Sandy Coffin hosted the Zoom conference on her computer while streaming the pre-recorded presentation videos. Although I am now the Vice President/President-elect of the HBS, my job was pretty easy. I watched all the presentations on Zoom and followed the chats. I was a “moderator,” along with two others–Joanna Hersey, the HBS Secretary, and professor of tuba at University of North Carolina at Pembroke, and John Wallace, professor emeritus at the Royal Conservatoire of Scotland and a great trumpet/cornet player.
Most presentations lasted about 20 minutes with about 10 minutes of live discussion with the presenter. I would be “spotlighted” with the person who just presented, and I would ask questions that came up in the chat from the viewers.

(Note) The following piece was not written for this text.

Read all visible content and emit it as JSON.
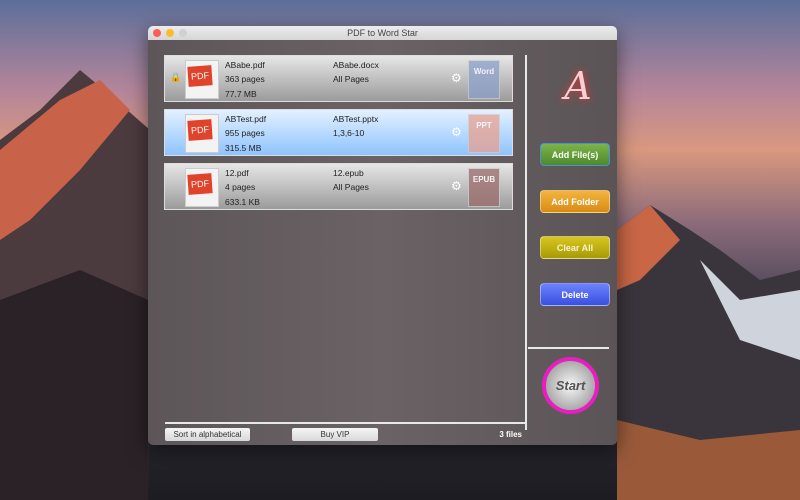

If there were no questions, then I would pose a question of my own. This was a little daunting, because I almost always needed to fill in some time with a question of my own, but I enjoyed the the “hands on” experience of watching the presentations and coming up with good questions.
For this conference, thanks go to: Sandy Coffin, John Wallace, Clair Tomalin (video editing), Sarah Deters at St Cecilia’s Hall for donating the space an ad coordinating everything on site, and the New York State Council on the Arts (funding support), Bryan Proksch for website posting, HBS President Jeff Nussbaum and Bradley Strauchen.

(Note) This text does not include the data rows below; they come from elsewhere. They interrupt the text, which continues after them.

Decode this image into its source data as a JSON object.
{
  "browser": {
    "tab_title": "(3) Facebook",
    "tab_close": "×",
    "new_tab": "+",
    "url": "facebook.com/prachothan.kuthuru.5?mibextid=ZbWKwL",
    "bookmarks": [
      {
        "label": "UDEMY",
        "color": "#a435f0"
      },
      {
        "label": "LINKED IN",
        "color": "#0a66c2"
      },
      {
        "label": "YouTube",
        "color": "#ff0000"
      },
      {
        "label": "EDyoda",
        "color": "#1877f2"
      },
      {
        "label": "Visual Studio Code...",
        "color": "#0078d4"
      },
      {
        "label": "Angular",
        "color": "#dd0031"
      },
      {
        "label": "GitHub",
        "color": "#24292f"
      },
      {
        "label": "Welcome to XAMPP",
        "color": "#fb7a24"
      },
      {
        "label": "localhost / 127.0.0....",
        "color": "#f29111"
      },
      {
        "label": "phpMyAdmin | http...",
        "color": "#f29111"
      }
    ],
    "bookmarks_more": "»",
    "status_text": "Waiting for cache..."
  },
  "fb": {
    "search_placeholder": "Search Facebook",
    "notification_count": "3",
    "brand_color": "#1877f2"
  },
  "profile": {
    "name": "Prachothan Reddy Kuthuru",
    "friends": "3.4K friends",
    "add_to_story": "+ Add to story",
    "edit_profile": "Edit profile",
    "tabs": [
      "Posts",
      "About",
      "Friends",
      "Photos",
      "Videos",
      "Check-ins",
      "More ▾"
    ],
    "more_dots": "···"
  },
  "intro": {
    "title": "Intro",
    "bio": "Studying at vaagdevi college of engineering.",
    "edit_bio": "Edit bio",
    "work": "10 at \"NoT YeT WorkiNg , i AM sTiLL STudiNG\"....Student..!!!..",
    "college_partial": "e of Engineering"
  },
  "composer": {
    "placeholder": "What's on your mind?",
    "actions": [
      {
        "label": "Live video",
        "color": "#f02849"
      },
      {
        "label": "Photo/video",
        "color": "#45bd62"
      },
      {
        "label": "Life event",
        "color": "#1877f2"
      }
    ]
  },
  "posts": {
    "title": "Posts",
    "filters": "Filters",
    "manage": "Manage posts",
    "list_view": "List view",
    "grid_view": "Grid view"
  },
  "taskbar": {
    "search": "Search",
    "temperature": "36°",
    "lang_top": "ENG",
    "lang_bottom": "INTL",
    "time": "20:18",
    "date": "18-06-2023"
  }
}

Here are some of my favorite highlights from the conference:
- Learning about the significant contributions to horn playing over the last three hundred years by people of color
- How the horn of Mozart’s horn soloist, Josef Leutgeb, probably sounded (focused and articulate)
- I learned what the alto, tenor and bass versions of the cornet sound like, and that a cornet quartet is probably the most beautiful and homogenous-sounding brass groups
- I learned that there were hundreds of pieces (especially waltzes) written specifically for keyed trumpet.
- That the natural baroque trumpet can correct intonation in other historically-possible ways than lip-bending by use of a slide, mutes, hand-stopping
- That historic brass instruments can improvise and jam spontaneously (the HBS now has a jazz theme song, by the way)
- How significant British jazz was during the 20th century
- Several digital (and non-digital) places to look for historic literature
- How Herbert Barr and George Eskdale became the two pillars of British orchestral trumpet schools (and how the brass band tradition became an important contribution to the style)
- How the traditional Swedish cornets look (rotary instruments with very little bell flare) and sound (gorgeously mellow). Bonus: the A-flat piccolo Swedish cornet is the most beautiful-sounding piccolo brass instrument ever
- I learned that J.F. Bellon wrote the first brass quintets from 1848-50 and that A. Mimart’s quintets was right behind
- That New Zealand composer, Douglas Lilburn wrote an amazing brass quartet in 1957 (specifying C trumpet, not B-flat!)